TASK OBJECTIVE:
Count the lines below containing "JSON"; state the number only.

ENTRIES PROVIDED Start Marker

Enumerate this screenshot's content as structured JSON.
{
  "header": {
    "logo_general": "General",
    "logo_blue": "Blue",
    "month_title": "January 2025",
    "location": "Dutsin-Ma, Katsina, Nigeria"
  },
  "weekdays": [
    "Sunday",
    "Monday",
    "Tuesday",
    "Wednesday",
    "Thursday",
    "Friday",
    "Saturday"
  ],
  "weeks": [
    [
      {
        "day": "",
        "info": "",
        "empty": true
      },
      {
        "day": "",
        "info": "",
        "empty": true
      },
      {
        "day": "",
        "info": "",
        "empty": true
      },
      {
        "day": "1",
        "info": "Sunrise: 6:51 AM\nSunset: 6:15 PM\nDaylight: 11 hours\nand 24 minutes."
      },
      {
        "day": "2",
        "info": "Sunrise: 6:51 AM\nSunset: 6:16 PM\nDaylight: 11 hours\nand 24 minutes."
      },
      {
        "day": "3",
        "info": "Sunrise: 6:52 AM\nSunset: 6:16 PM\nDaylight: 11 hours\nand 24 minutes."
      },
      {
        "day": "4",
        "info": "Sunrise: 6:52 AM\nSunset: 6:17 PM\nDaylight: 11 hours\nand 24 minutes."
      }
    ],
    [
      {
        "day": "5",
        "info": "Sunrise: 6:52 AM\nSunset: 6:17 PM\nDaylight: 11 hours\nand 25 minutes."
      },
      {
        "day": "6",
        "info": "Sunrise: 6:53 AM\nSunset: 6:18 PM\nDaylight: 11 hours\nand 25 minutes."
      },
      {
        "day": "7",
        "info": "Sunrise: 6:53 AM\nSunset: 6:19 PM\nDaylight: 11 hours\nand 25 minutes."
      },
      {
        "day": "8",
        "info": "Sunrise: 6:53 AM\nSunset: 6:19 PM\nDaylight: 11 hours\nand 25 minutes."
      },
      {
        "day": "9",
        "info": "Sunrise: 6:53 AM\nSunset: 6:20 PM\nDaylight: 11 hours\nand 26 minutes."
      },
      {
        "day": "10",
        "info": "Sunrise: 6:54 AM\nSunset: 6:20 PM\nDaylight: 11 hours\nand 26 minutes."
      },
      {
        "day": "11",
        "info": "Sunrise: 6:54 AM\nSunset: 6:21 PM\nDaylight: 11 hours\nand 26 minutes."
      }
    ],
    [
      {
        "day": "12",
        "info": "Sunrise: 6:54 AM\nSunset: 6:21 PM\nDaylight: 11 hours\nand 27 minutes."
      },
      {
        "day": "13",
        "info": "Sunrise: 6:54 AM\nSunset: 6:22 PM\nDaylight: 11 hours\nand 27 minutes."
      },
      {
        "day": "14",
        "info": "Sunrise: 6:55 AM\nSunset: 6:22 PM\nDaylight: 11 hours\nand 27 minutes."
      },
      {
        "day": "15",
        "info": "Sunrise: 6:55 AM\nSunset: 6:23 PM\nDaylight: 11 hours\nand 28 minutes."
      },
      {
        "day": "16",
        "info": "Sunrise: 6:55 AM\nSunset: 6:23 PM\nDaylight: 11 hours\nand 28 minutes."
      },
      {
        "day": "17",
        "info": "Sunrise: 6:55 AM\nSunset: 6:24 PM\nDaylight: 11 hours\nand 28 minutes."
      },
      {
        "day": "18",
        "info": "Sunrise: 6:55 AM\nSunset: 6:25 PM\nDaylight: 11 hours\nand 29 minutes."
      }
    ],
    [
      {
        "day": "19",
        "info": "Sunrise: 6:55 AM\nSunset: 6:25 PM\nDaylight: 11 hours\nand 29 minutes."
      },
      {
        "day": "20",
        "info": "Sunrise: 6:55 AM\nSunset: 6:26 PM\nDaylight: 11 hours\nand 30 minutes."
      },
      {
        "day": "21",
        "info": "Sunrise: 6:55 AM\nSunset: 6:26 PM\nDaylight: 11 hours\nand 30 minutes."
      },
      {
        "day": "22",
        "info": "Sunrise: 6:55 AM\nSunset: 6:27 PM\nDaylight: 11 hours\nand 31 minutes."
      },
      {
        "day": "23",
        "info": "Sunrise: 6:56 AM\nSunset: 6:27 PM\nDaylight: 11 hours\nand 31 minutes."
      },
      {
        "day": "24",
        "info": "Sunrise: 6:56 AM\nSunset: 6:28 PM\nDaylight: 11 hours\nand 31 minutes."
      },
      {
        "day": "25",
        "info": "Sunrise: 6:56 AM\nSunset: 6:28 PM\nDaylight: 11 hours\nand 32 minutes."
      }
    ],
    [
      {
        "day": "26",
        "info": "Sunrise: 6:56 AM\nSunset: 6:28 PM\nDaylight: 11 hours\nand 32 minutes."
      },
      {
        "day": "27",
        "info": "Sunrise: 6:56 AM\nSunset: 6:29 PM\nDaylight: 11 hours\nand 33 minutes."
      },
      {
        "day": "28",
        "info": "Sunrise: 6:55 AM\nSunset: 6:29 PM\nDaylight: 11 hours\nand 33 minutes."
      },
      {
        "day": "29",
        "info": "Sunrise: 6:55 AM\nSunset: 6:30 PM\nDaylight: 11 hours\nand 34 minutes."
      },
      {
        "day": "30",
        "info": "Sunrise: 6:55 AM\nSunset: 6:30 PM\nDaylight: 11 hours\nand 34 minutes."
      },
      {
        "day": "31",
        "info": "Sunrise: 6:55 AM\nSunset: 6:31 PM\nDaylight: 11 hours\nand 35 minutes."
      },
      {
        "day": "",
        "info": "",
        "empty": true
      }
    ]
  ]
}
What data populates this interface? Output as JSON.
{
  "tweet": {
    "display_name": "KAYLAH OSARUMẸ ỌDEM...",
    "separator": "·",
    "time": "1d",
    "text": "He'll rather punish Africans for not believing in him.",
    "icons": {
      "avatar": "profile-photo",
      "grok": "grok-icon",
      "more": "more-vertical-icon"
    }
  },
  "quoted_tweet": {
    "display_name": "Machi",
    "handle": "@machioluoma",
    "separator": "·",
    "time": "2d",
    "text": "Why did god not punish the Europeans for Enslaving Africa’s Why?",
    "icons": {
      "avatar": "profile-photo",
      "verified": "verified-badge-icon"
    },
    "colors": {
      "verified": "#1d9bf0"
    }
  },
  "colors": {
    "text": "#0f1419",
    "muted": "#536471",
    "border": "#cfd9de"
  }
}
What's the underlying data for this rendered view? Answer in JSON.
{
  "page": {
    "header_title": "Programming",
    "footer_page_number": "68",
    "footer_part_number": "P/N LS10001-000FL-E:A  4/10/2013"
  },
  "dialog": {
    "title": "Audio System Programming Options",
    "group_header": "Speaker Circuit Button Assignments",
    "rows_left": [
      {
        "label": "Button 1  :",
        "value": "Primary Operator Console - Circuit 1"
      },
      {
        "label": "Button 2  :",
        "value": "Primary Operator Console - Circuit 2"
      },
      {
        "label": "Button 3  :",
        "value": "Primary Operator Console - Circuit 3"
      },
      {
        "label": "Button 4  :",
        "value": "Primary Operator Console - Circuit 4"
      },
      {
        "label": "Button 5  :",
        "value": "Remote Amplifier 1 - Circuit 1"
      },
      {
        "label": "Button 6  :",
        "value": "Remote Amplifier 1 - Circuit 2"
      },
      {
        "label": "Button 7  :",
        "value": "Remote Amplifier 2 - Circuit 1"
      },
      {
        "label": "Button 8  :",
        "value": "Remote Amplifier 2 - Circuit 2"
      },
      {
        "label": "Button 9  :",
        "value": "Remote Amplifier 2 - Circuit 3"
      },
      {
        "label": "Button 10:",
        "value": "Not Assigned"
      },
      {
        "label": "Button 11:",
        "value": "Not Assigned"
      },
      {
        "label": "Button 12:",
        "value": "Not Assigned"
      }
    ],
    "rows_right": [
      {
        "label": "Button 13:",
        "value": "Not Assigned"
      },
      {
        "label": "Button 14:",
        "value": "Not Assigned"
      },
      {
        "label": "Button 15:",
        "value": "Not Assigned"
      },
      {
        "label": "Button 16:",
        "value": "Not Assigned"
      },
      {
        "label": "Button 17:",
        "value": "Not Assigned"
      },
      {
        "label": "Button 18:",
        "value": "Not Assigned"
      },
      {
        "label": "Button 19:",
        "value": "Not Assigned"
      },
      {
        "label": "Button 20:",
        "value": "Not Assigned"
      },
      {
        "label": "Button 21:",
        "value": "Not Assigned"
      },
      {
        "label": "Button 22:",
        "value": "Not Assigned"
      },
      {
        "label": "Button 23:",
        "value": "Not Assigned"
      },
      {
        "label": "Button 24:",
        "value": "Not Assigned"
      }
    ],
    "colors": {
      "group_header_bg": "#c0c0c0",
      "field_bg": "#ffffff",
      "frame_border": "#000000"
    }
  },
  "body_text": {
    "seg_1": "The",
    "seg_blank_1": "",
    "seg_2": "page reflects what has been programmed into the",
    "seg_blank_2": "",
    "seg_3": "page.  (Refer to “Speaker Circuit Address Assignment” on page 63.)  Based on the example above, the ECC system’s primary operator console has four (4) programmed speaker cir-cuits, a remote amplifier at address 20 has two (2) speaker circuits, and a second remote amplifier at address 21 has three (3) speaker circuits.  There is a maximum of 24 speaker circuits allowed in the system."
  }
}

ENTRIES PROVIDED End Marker

RESPONSE AREA:
3